“Personally really like the new look of the Rakshasa, they look a lot more menacing than just random demonic Leonin. Makes me more excited for the return to Tarkir in 2025.”u/GrizzlyBearSmackdown
“I may miss the tiger people, but this new look for them is much better in a number of ways.”u/ToxicAtomKai
While all of the Rakshasa creature cards in MTG have had their card types errata-ed, not all the art has been changed. Somewhat unsurprisingly, only the cards being re-released in Khans of Tarkir on MTG Arena have been altered. This amounts to a grand total of six cards. Alongside these, there are still four more Rakshasa cards with the old feline-inspired art. For reference, the Rakshasa cards with new art in Khans of Tarkir’s MTG Arena release are as follows:
- Act of Treason
- Rakshasa Deathdealer
- Rakshasa’s Secret
- Rakshasa Vizier
- Secret Plans

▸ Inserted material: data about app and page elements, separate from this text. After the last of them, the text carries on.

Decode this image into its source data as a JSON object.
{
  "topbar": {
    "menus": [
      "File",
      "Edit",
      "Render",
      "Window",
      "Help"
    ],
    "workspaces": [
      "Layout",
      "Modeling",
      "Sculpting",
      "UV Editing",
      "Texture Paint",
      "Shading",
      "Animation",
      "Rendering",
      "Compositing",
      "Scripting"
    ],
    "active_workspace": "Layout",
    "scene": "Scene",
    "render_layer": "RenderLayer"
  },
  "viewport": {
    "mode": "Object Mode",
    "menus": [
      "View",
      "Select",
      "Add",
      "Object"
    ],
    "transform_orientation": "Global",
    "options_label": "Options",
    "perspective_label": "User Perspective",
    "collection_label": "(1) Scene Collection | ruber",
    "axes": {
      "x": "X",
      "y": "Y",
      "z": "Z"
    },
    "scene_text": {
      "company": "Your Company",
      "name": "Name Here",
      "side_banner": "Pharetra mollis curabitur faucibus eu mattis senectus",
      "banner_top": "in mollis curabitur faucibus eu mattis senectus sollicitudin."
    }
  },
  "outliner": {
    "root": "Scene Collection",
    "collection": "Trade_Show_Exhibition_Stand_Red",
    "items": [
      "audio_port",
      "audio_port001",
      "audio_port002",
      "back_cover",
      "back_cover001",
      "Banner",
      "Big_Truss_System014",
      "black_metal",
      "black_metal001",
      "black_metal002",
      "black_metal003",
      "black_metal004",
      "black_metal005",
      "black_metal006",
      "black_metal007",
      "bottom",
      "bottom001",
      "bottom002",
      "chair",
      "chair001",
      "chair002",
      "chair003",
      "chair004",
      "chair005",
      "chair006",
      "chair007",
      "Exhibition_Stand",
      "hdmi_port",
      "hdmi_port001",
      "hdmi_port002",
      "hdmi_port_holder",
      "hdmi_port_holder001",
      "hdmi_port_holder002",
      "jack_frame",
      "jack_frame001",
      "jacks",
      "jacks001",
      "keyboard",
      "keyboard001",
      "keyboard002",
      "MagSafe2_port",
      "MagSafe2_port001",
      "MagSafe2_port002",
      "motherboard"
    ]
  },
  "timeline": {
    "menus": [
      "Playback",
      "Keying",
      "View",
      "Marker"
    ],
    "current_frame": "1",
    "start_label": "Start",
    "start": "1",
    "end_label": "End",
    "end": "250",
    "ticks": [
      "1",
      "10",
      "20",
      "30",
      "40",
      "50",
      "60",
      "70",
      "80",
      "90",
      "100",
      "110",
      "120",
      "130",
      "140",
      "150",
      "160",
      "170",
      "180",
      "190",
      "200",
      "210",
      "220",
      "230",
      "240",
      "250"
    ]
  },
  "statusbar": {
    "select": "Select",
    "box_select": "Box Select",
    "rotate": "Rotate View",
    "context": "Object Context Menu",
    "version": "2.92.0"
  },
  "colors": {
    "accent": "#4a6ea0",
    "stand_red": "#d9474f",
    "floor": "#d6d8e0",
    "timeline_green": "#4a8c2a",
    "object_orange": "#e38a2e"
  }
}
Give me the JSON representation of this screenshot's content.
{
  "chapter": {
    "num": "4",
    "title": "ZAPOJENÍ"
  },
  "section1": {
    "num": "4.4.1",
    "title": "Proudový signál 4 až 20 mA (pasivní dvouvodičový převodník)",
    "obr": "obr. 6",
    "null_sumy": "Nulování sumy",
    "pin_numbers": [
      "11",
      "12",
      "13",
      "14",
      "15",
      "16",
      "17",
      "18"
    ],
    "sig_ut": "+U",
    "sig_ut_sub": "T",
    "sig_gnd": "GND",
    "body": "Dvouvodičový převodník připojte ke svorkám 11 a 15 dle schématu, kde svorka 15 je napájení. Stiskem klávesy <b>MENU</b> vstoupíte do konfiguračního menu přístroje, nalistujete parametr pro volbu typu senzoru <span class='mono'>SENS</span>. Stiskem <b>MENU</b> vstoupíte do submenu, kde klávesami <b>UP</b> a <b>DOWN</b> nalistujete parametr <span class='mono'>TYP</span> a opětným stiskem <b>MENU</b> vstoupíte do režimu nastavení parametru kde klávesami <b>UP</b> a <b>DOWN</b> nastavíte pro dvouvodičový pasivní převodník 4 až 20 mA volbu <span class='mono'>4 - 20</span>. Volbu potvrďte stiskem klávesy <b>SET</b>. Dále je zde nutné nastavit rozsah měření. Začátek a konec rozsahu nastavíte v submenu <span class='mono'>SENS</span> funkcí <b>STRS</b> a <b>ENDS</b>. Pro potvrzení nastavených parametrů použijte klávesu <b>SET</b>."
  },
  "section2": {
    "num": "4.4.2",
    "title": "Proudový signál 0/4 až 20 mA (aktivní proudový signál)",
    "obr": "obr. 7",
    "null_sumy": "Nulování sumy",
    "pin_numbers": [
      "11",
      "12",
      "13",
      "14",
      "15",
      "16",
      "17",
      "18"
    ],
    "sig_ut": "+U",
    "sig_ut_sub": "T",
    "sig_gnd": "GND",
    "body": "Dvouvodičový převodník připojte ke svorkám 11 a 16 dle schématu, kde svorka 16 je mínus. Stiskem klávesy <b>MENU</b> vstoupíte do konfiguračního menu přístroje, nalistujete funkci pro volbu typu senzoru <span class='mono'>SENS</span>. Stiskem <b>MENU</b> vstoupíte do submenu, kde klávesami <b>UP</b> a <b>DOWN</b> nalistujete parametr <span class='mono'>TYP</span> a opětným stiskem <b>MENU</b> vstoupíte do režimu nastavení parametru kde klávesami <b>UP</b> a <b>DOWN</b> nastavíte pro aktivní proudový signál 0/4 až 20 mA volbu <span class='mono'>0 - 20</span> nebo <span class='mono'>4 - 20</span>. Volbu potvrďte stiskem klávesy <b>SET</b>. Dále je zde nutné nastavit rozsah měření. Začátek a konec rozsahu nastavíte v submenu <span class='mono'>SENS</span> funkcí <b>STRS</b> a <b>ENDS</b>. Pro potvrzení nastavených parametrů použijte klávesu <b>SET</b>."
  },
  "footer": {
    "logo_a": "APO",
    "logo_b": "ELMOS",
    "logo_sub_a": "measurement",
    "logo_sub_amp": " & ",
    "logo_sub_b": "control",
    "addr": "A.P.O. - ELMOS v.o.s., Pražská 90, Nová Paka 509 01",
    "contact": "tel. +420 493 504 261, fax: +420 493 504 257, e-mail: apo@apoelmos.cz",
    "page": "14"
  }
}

- Villainous Wealth
Nagas Are Almost No More
Alongside the changes that were recently made to Rakshasa, Wizards also stated the Naga subtype will be changed to “Snake”. While this change hasn’t come into effect yet, Wizards is giving themselves a headstart with some updated art. Curiously, however, this new art doesn’t appear to be nearly as dramatic compared to the Rakshasa changes.
Rather than overhauling the features of the Naga cards, the new art is quite simply just new art. As you can see above, for instance, Sidisi, Brood Tyrant still very much looks like Sidisi. The only real change is that Sidisi is in a new pose and their wardrobe has had a colorful refresh.
For better or worse, the other Naga to get new art, Kheru Spellsnatcher is similarly non-transformative. While this soon-to-be Snake does have a very flashy new pose, they’re still the same old Naga. Ultimately, this just makes the new art on MTG Arena a simple reprint, with not much explanation behind the change.
Despite the lack of a clear motive, it’s nevertheless always nice to get new art in MTG. That being said, however, this new art is only on MTG Arena, for the time being. Currently, there’s no indication this art will be used elsewhere. This may be a shame to MTG players like u/Gasterakantha who shared their enthusiastic support for the new art.
“I love the directions they went with these and hope they get printed in paper. Sidisi looks so regal!”u/Gasterakantha
Curiously, while Wizards has changed two of the Nagas from Khans of Tarkir, more were left untouched. Sagu Archer, Sultai Flayer, and Sultai Soothsayer all have their original art. At the same time, however, the art of Sultai Ascendancy was changed, leading to added confusion.
Additional Art Adjustments
As well as the changes to the art of Rakshasa and Naga cards, Wizards has also given multiple other cards new art. Some of these, such as Dutiful Return seem to soften the art, as some players describe. Rather than being a rather gruesome fruit basket, the art is now simply a scene from a battlefield. While this isn’t exactly less gorey, it is nonetheless less unsettling.
Currently, it’s unknown exactly why Wizards made all the art changes that they have. Among players, the prevailing opinion appears to be self-censorship, as Wizards tries to make Magic as approachable as possible. While this seems like a sensible suggestion, right now there’s no telling if it’s right or not.
“The art updates for Rakshasa, of course, but also several others that I suspect are to remove exposed bones for the Chinese client, and others to make the Sultai less comically evil (from skimming, it seems they got rid of a lot of depictions of Sultai slave-zombies).”u/mweepinc
Ultimately, we don’t expect these art updates to be the last from Wizards. Moving forward, many reprints are sure to get more culturally appropriate art when the time comes. Players should at least expect this for the remaining Rakshasa cards, provided they get reprinted, that is. Whether or not that will happen, however, remains to be seen, so we’ll just have to wait and see for now.